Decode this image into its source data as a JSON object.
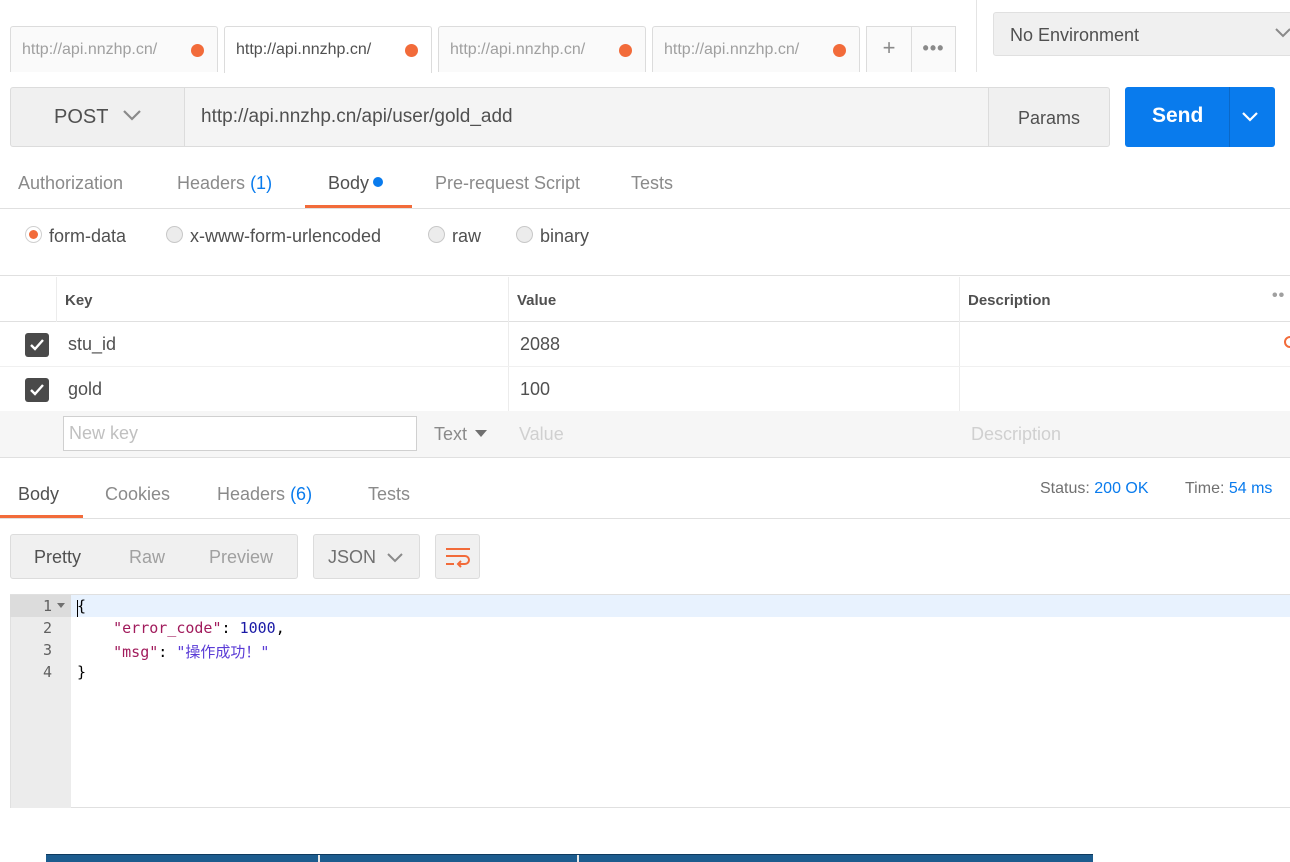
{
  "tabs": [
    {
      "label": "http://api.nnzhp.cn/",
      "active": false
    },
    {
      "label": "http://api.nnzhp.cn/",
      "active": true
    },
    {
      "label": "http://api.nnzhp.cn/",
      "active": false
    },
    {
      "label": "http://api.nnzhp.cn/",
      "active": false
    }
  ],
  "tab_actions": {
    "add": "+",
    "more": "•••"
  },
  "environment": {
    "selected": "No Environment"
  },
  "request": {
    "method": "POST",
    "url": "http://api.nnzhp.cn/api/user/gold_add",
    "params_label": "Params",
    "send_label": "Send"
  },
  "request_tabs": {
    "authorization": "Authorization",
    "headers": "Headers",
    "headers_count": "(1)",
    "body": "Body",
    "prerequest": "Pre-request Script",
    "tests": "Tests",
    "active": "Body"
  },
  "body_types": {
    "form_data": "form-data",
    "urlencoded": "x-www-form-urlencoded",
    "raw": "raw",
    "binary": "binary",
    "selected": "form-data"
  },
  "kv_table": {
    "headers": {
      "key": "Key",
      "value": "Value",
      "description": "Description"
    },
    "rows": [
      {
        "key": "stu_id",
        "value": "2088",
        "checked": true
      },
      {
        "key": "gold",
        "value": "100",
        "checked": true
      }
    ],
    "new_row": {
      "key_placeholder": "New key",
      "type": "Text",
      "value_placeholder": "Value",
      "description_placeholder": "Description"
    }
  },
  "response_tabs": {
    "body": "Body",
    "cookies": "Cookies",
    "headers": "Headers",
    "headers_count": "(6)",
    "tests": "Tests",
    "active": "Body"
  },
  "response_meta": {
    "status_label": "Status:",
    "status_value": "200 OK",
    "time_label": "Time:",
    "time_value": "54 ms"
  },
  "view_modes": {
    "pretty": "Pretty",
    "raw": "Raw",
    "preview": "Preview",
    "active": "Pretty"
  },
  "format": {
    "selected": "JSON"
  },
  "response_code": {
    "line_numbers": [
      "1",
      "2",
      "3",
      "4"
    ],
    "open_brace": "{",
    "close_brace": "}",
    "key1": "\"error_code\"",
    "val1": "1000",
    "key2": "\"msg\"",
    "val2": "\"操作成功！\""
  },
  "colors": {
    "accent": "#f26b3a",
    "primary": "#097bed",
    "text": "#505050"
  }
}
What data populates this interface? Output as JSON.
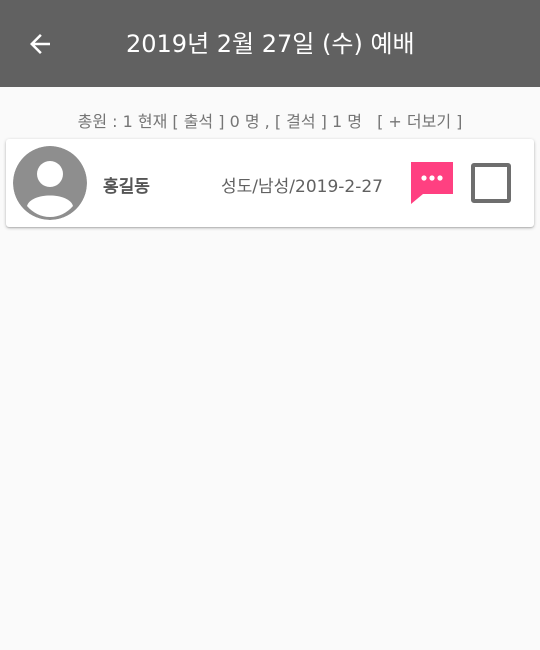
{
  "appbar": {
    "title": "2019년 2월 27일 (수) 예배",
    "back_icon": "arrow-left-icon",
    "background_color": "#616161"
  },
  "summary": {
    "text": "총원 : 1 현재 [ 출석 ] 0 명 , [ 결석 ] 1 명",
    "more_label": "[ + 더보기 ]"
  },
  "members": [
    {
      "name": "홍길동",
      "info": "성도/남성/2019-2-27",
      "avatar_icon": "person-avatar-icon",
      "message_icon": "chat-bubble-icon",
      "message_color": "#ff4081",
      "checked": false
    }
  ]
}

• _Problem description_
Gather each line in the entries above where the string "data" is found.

• _Expected output_
Decode this image into its source data as a JSON object.
    "form_data": "form-data",
    "selected": "form-data"
What data populates this interface? Output as JSON.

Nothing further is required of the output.